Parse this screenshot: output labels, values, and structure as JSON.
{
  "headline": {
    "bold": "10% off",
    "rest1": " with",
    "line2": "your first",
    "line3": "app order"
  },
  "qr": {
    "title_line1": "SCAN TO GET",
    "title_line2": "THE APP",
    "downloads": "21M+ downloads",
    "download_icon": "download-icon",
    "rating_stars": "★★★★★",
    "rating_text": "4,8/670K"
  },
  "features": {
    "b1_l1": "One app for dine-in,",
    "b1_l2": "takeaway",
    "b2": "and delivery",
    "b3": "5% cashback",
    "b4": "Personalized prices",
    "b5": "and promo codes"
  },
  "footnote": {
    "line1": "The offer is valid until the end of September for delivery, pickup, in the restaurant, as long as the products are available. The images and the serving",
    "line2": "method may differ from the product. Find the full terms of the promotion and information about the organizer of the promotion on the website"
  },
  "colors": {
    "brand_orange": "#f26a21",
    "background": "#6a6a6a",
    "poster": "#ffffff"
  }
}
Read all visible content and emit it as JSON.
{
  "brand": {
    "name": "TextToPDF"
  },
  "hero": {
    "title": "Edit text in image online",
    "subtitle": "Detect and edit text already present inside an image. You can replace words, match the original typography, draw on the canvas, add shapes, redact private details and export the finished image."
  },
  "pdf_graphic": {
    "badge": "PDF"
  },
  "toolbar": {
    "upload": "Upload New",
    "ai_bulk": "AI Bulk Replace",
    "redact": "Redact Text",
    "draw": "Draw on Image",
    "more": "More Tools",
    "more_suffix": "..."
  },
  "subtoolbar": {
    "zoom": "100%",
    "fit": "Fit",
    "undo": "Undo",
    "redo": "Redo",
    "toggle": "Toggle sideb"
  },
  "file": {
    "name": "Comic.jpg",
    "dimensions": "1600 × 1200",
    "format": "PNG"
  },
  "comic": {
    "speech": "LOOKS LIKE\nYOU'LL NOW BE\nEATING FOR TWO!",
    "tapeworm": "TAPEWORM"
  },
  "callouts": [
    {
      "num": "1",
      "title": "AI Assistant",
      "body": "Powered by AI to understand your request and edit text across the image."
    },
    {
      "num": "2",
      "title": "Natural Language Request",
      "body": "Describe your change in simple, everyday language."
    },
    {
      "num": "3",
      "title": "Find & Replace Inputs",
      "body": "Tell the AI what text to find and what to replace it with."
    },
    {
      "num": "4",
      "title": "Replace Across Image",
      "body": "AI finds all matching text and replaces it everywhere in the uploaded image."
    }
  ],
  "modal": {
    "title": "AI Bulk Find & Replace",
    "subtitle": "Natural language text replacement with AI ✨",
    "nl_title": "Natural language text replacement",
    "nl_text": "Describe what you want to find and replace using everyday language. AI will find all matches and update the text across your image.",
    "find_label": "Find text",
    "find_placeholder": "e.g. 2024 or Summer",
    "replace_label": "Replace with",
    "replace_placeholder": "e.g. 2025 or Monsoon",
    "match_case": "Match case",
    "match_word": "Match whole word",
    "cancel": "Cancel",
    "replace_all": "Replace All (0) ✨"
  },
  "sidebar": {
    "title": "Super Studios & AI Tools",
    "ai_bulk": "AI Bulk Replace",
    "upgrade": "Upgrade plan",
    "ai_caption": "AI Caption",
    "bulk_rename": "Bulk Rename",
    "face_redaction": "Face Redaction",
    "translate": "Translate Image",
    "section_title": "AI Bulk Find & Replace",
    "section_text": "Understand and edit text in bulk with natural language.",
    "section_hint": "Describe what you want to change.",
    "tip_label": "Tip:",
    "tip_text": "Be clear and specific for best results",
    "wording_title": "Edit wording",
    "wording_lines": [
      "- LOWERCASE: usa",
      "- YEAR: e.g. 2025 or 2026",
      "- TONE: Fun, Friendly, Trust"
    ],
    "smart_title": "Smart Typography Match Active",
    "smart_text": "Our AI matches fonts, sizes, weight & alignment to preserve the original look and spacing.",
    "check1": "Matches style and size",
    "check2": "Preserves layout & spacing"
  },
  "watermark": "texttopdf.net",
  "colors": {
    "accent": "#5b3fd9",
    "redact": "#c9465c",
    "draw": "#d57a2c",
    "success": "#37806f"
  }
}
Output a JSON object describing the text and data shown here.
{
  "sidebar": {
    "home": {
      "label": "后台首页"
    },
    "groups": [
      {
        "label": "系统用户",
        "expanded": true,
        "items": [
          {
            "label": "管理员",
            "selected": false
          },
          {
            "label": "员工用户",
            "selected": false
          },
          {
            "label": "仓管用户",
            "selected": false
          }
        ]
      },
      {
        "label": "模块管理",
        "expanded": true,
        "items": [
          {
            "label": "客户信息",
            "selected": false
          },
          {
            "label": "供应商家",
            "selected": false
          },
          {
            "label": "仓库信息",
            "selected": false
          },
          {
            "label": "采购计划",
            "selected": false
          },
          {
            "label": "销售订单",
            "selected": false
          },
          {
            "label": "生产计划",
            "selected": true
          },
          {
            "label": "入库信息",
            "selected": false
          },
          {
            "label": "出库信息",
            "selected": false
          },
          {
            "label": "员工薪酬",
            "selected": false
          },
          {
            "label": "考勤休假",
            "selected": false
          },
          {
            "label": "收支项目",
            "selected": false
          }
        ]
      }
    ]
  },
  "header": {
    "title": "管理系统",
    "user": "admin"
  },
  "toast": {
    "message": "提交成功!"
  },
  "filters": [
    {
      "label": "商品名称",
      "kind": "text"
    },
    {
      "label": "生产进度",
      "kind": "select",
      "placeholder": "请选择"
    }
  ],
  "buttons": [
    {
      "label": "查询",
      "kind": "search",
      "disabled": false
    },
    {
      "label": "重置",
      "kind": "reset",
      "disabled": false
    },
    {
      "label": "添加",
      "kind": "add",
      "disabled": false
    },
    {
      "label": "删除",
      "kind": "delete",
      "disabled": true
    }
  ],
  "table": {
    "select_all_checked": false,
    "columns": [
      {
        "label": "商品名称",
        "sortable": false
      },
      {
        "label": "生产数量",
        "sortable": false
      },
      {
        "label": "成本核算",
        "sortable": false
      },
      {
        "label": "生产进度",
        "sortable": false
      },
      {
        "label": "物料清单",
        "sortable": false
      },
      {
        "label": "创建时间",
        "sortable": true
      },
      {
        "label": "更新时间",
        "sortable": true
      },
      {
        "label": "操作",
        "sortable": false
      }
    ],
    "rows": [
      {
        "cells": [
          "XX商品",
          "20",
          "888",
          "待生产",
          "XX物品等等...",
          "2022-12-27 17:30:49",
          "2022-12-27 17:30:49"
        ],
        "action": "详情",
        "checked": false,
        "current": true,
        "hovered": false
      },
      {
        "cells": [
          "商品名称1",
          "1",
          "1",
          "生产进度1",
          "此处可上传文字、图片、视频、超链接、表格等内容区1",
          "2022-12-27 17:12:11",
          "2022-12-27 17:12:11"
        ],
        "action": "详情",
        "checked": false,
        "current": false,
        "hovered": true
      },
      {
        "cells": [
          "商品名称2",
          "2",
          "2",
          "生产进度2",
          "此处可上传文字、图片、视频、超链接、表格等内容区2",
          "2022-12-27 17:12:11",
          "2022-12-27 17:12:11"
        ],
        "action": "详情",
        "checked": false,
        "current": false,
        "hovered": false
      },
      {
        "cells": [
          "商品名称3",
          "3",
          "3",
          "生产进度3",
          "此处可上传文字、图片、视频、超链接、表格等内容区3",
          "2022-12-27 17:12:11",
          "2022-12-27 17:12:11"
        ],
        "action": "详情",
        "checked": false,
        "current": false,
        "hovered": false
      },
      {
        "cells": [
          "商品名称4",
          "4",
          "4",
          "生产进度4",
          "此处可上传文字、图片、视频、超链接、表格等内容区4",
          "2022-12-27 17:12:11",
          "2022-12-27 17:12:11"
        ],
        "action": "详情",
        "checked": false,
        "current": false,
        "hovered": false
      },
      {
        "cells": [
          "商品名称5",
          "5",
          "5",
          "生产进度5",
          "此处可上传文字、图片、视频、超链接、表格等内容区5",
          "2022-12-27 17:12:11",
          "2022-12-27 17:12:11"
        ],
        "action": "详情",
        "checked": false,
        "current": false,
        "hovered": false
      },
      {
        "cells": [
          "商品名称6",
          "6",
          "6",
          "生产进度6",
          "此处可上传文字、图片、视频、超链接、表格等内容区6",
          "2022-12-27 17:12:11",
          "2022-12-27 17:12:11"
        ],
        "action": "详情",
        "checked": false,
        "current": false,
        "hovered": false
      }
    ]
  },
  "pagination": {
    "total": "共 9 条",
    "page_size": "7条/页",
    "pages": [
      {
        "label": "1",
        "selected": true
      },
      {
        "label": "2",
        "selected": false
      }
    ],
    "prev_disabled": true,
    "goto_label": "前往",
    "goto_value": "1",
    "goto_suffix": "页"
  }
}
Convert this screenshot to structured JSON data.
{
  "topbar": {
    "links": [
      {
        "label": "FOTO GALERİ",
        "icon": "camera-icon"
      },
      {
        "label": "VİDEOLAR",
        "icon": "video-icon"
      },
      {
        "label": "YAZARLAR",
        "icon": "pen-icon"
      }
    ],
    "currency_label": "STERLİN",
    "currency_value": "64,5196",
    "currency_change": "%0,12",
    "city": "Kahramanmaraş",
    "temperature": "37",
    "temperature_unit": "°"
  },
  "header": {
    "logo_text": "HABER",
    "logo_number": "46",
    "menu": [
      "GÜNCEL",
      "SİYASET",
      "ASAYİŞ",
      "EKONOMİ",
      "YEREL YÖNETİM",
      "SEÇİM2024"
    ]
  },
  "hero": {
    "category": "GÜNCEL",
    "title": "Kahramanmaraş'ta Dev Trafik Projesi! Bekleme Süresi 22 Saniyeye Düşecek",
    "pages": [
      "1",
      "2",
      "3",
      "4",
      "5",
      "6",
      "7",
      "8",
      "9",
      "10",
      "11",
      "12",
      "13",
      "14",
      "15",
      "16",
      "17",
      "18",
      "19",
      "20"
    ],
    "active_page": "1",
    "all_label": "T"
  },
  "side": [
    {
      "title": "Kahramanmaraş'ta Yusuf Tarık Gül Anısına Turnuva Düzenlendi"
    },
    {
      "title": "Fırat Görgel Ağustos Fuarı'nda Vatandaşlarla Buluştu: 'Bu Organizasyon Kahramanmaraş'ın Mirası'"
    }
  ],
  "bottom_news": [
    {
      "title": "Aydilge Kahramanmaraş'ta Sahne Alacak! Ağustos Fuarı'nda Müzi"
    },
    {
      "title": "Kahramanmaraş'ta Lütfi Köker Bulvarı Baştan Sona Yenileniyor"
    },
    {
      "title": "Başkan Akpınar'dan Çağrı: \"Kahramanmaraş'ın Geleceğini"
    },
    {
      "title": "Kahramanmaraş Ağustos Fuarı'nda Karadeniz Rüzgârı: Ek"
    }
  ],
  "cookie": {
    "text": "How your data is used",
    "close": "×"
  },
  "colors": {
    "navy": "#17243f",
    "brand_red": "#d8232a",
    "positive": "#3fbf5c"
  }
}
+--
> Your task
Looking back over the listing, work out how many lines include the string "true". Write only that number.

> Solution below
10